### Task requirements
Check every line of the listing below for the word "JSON" and give the number of lines where it appears, with nothing added.
--- Data extract Enclosed Below ---
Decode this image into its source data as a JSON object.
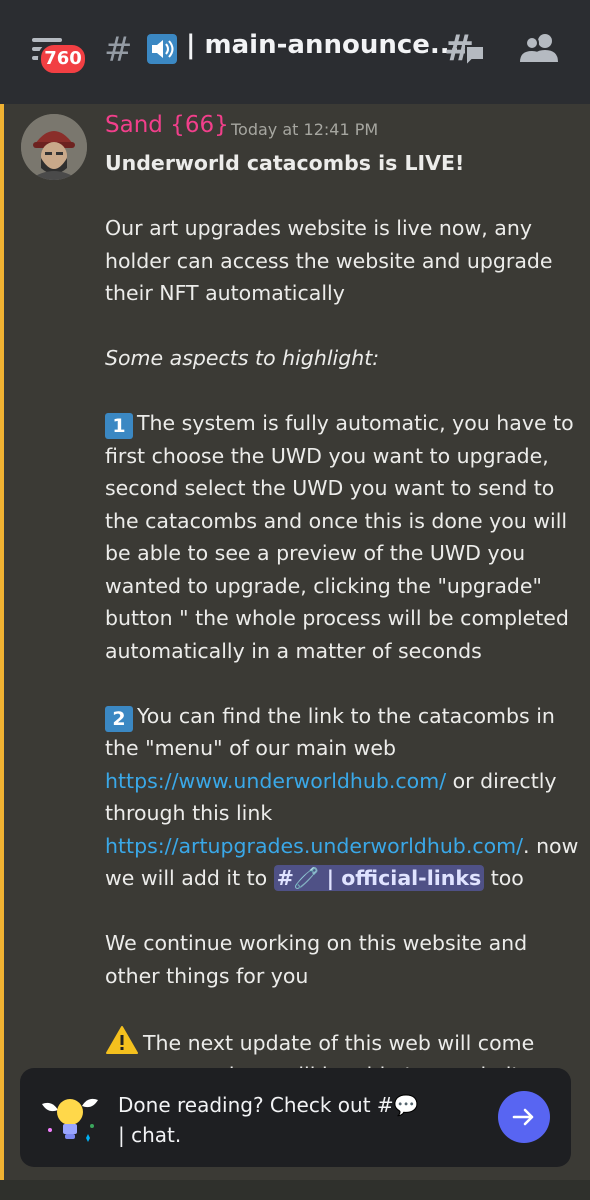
{
  "header": {
    "unread_count": "760",
    "hash": "#",
    "channel_name": "| main-announce..."
  },
  "message": {
    "author": "Sand {66}",
    "timestamp": "Today at 12:41 PM",
    "title": "Underworld catacombs is LIVE!",
    "para1": "Our art upgrades website is live now, any holder can access the website and upgrade their NFT automatically",
    "aspects_heading": "Some aspects to highlight:",
    "point1_number": "1",
    "point1_text": "The system is fully automatic, you have to first choose the UWD you want to upgrade, second select the UWD you want to send to the catacombs and once this is done you will be able to see a preview of the UWD you wanted to upgrade, clicking the \"upgrade\" button \" the whole process will be completed automatically in a matter of seconds",
    "point2_number": "2",
    "point2_text_a": "You can find the link to the catacombs in the \"menu\" of our main web",
    "link_main": "https://www.underworldhub.com/",
    "point2_text_b": "or directly through this link",
    "link_upgrades": "https://artupgrades.underworldhub.com/",
    "point2_text_c": ". now we will add it to",
    "channel_mention": "#🧷 | official-links",
    "point2_text_d": "too",
    "para_continue": "We continue working on this website and other things for you",
    "warning_text": "The next update of this web will come very soon where will be able to see, in its better..."
  },
  "prompt": {
    "text_prefix": "Done reading? Check out #💬",
    "text_suffix": "| chat."
  },
  "colors": {
    "accent": "#5865f2",
    "author": "#f23f8b",
    "link": "#3aa8e8",
    "highlight_bar": "#f0b232"
  }
}
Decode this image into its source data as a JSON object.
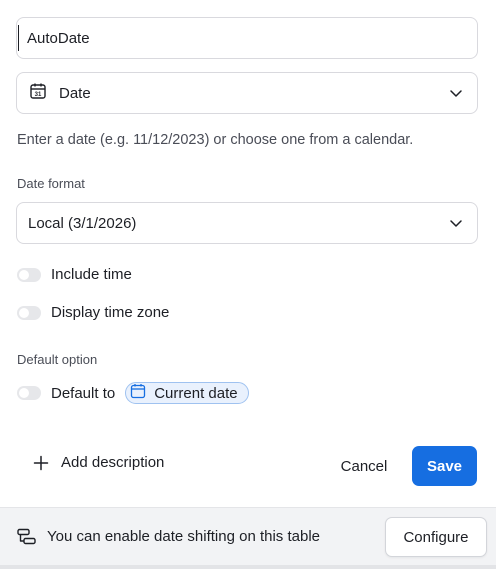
{
  "field": {
    "name_value": "AutoDate",
    "type_icon": "calendar-31-icon",
    "type_label": "Date",
    "help_text": "Enter a date (e.g. 11/12/2023) or choose one from a calendar."
  },
  "date_format": {
    "section_label": "Date format",
    "selected": "Local (3/1/2026)"
  },
  "toggles": {
    "include_time": {
      "label": "Include time",
      "on": false
    },
    "display_time_zone": {
      "label": "Display time zone",
      "on": false
    }
  },
  "default_option": {
    "section_label": "Default option",
    "toggle_label": "Default to",
    "toggle_on": false,
    "chip_label": "Current date",
    "chip_icon": "calendar-icon"
  },
  "actions": {
    "add_description": "Add description",
    "cancel": "Cancel",
    "save": "Save"
  },
  "footer": {
    "icon": "date-shift-icon",
    "message": "You can enable date shifting on this table",
    "configure": "Configure"
  },
  "colors": {
    "primary": "#166ee1",
    "chip_bg": "#e9f1fd",
    "chip_border": "#9fc2f0",
    "footer_bg": "#f2f3f5",
    "toggle_off": "#e6e7ea"
  }
}
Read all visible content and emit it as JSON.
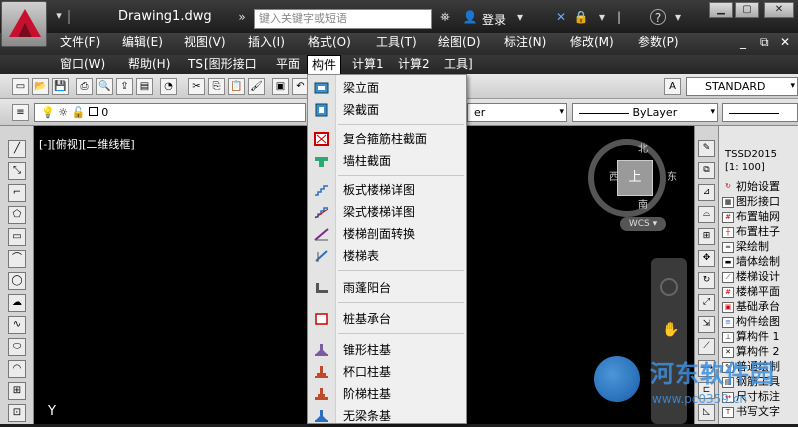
{
  "titlebar": {
    "doc_title": "Drawing1.dwg",
    "search_placeholder": "键入关键字或短语",
    "login": "登录"
  },
  "menu_row1": [
    "文件(F)",
    "编辑(E)",
    "视图(V)",
    "插入(I)",
    "格式(O)",
    "工具(T)",
    "绘图(D)",
    "标注(N)",
    "修改(M)",
    "参数(P)"
  ],
  "menu_row2": [
    "窗口(W)",
    "帮助(H)",
    "TS",
    "[图形接口",
    "平面",
    "构件",
    "计算1",
    "计算2",
    "工具]"
  ],
  "toolbar": {
    "text_style": "STANDARD",
    "layer_value": "0",
    "linetype": "ByLayer",
    "lineweight": "ByLayer",
    "layer_partial": "er"
  },
  "canvas": {
    "viewport_label": "[-][俯视][二维线框]",
    "viewcube_top": "上",
    "compass_n": "北",
    "compass_s": "南",
    "compass_e": "东",
    "compass_w": "西",
    "wcs": "WCS",
    "ucs_y": "Y"
  },
  "dropdown": {
    "items": [
      "梁立面",
      "梁截面",
      "复合箍筋柱截面",
      "墙柱截面",
      "板式楼梯详图",
      "梁式楼梯详图",
      "楼梯剖面转换",
      "楼梯表",
      "雨蓬阳台",
      "桩基承台",
      "锥形柱基",
      "杯口柱基",
      "阶梯柱基",
      "无梁条基"
    ]
  },
  "panel": {
    "title": "TSSD2015",
    "scale": "[1: 100]",
    "items": [
      "初始设置",
      "图形接口",
      "布置轴网",
      "布置柱子",
      "梁绘制",
      "墙体绘制",
      "楼梯设计",
      "楼梯平面",
      "基础承台",
      "构件绘图",
      "算构件 1",
      "算构件 2",
      "普通绘制",
      "钢筋工具",
      "尺寸标注",
      "书写文字"
    ]
  },
  "watermark": {
    "text": "河东软件园",
    "url": "www.pc0359.cn"
  },
  "colors": {
    "accent_red": "#c8102e",
    "panel_icon_red": "#cc0000",
    "canvas_bg": "#000000"
  }
}
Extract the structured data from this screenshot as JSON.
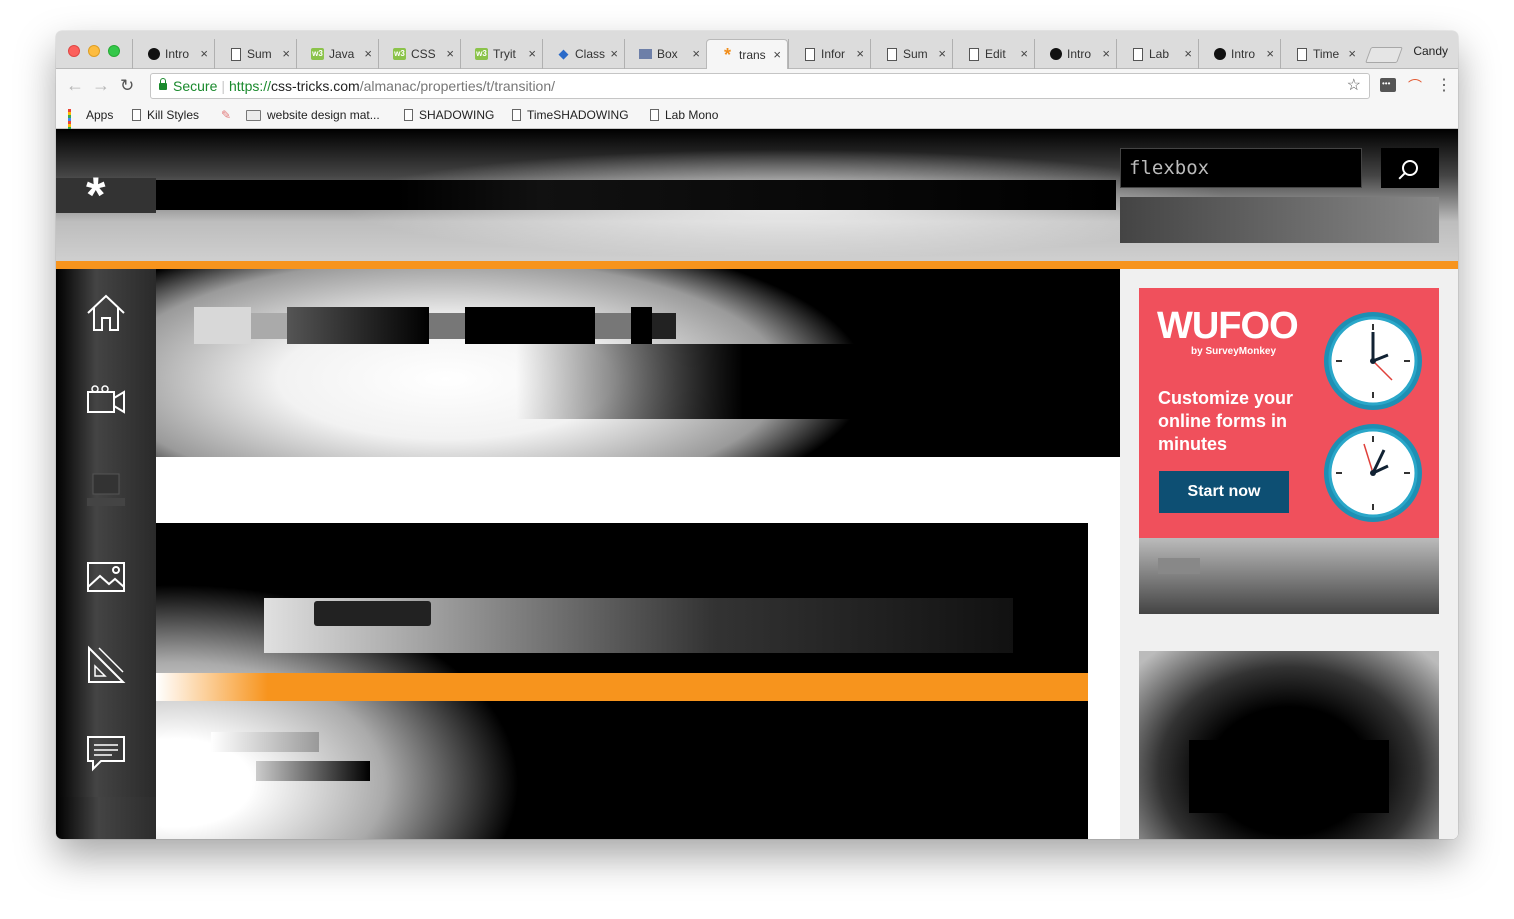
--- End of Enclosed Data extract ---
### Result of this task
4